▶ _Work instruction_
Report every line of the entries that contains the word "this".

[Start of Attachment]

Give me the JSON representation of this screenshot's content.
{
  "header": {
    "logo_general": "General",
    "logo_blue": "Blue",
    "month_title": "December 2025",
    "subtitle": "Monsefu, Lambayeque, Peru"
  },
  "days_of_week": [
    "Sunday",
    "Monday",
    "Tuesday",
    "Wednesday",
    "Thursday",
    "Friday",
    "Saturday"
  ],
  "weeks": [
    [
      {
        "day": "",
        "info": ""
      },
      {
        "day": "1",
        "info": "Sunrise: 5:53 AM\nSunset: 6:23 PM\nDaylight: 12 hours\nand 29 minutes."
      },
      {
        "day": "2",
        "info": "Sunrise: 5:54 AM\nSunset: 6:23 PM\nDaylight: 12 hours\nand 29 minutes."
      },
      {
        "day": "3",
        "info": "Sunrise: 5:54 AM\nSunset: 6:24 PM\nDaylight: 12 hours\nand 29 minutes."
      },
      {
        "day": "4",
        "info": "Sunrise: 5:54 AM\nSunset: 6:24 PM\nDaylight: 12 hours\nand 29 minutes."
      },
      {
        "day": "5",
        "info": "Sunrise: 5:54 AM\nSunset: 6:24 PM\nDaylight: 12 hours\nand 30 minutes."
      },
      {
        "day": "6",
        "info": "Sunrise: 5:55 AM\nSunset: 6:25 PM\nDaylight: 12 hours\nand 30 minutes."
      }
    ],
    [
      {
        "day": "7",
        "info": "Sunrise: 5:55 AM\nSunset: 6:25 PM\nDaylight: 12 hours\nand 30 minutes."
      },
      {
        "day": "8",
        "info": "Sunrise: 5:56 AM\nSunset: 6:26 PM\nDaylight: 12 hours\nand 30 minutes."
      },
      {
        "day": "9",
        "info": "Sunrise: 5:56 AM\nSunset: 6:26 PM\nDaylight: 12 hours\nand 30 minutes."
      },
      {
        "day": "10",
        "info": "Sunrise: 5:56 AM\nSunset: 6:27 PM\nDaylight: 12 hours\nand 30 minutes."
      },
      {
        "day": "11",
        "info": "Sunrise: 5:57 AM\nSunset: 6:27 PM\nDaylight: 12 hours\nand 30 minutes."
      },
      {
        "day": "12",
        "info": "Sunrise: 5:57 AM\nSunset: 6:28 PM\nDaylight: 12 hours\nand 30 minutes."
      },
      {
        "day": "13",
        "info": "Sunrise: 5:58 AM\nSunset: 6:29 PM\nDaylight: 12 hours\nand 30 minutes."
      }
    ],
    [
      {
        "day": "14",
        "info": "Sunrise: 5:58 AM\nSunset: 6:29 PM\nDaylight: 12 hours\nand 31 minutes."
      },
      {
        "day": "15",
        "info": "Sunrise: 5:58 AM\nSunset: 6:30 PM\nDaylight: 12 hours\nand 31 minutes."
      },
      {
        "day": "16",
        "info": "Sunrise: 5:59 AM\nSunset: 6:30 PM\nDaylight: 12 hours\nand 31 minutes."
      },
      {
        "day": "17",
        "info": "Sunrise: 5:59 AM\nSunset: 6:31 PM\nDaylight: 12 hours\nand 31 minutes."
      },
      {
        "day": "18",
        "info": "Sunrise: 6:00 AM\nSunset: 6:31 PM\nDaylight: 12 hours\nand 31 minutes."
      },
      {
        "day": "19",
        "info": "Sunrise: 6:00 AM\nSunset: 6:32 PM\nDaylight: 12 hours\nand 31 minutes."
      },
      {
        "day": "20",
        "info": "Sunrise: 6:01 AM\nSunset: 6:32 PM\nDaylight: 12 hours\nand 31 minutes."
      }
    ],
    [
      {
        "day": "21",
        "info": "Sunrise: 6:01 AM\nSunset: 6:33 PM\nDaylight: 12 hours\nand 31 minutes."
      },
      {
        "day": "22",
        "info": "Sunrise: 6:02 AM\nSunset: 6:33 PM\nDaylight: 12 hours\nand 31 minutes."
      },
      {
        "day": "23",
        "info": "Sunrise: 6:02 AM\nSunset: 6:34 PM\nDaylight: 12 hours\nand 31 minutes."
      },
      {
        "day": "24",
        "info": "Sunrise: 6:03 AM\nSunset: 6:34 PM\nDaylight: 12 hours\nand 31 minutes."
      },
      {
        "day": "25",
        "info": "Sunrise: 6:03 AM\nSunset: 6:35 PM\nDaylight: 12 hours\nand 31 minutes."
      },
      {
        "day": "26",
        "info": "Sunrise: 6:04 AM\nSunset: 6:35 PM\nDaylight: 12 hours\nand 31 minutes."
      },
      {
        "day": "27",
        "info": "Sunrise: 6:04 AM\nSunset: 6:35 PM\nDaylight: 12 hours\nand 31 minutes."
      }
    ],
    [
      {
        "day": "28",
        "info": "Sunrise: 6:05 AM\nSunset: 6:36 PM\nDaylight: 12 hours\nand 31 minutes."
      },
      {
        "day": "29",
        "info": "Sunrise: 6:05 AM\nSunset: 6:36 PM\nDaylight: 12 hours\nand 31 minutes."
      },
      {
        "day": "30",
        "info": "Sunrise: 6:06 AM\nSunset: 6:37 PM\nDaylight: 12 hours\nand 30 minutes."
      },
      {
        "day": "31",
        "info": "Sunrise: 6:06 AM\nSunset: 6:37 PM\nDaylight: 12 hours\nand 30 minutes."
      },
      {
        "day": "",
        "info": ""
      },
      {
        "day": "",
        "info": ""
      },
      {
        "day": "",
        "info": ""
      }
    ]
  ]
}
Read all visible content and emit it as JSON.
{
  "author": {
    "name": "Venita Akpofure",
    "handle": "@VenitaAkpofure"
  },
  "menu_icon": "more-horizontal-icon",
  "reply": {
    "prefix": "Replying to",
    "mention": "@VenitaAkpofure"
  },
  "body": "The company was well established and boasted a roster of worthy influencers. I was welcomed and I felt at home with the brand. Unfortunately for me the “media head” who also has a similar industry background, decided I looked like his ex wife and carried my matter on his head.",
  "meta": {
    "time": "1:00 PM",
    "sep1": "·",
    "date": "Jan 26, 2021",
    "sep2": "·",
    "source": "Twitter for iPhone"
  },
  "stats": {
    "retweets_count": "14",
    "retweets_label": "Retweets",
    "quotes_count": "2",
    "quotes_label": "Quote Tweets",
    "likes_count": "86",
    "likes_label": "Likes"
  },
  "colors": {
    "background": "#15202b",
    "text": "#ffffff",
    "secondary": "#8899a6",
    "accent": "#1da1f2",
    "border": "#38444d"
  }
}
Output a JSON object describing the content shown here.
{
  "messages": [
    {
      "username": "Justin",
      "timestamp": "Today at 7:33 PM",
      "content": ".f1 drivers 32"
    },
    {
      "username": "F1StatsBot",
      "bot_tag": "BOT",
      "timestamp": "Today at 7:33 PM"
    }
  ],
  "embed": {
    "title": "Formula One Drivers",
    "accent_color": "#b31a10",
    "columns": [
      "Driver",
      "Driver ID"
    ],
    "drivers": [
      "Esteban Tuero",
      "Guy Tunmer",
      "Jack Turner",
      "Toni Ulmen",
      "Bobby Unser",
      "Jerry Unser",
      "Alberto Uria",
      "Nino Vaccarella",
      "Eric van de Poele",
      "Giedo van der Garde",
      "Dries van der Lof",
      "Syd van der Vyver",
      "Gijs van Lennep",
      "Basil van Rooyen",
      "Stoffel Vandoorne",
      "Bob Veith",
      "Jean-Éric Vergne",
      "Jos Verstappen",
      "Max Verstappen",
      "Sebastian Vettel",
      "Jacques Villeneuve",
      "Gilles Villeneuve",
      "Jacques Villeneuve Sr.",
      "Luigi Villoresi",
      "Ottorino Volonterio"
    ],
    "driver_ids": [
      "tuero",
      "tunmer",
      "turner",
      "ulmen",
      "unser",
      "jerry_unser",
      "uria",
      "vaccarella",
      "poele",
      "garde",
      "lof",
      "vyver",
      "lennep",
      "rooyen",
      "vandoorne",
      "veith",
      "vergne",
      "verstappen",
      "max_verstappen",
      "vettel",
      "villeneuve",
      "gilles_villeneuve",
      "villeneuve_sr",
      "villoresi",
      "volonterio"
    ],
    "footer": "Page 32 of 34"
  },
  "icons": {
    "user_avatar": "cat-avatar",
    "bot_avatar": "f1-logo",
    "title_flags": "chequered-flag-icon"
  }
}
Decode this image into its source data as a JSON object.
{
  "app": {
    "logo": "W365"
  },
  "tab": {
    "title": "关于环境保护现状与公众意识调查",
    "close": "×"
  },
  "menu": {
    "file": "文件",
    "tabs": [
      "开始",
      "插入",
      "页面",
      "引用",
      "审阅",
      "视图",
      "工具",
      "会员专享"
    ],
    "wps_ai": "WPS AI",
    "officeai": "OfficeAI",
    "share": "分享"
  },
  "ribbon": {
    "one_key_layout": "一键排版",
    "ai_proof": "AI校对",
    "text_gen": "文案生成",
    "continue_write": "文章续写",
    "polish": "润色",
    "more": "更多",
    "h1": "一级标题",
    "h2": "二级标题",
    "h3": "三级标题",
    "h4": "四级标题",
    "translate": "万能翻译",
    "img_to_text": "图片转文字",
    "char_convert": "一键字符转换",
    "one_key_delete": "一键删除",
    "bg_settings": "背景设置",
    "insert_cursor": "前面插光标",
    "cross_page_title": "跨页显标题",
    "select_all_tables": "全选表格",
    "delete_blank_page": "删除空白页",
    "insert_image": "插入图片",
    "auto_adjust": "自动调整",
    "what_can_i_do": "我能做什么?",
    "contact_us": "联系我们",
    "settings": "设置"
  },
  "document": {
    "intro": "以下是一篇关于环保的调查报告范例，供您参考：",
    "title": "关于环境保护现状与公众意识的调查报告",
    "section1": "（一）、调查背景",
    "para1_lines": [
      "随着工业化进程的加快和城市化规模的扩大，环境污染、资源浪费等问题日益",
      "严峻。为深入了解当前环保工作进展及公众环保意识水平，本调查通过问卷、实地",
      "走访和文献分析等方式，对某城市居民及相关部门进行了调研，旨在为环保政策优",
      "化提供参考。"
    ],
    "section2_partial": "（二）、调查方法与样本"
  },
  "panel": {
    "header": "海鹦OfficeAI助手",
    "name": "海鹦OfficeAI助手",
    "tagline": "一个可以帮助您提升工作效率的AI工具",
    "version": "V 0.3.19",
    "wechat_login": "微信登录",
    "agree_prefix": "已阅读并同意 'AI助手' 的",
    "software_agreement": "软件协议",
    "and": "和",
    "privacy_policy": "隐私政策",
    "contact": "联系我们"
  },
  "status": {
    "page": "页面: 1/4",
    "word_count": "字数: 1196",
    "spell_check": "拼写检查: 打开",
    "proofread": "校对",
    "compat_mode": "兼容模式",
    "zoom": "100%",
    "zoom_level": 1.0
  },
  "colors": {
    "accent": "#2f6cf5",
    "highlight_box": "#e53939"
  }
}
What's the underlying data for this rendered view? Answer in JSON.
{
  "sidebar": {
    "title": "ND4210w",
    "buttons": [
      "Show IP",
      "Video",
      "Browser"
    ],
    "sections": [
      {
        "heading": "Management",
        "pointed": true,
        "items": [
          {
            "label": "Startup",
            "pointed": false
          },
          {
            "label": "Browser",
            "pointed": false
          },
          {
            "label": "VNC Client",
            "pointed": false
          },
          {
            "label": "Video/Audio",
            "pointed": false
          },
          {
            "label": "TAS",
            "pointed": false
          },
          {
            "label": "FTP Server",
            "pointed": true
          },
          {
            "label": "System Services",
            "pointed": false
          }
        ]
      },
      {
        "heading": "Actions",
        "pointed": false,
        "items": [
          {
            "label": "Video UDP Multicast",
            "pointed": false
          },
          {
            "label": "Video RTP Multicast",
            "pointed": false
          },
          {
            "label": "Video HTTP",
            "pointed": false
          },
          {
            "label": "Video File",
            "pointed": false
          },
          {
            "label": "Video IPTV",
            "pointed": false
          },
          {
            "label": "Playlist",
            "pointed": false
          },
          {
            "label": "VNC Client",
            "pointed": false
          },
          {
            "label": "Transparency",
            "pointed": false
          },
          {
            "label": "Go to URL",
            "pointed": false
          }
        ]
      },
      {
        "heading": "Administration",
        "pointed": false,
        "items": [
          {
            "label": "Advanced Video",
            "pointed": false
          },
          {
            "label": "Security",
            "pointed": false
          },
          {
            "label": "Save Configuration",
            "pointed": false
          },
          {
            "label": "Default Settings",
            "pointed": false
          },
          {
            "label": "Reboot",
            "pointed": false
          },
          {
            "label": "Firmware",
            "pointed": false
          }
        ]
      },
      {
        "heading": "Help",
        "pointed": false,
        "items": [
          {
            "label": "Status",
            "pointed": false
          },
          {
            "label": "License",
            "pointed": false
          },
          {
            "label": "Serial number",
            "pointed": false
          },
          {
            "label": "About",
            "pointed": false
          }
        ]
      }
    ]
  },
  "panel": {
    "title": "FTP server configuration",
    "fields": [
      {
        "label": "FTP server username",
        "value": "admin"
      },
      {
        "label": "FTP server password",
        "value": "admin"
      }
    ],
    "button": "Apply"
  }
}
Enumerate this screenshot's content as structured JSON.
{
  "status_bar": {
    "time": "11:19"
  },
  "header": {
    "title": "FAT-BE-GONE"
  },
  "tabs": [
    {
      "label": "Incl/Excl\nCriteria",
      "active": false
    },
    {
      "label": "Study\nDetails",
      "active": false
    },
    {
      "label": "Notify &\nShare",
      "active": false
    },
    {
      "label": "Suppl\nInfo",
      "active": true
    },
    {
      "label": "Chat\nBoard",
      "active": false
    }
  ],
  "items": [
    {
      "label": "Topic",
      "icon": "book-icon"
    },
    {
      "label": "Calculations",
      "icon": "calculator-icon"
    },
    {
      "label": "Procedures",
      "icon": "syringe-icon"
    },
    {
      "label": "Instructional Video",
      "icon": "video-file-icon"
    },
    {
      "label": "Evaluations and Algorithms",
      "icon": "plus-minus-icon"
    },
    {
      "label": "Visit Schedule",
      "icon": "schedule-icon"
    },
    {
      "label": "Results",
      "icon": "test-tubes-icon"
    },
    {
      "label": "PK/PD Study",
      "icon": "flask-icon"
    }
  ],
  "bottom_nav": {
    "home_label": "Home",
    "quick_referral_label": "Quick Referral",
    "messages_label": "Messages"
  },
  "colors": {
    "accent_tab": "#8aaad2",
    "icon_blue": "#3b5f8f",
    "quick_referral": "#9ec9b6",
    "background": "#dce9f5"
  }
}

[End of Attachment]

▶ _Solution to the problem_
Give me the JSON representation of this screenshot's content.
Decode this image into its source data as a JSON object.
What's the underlying data for this rendered view? Answer in JSON.
Enumerate this screenshot's content as structured JSON.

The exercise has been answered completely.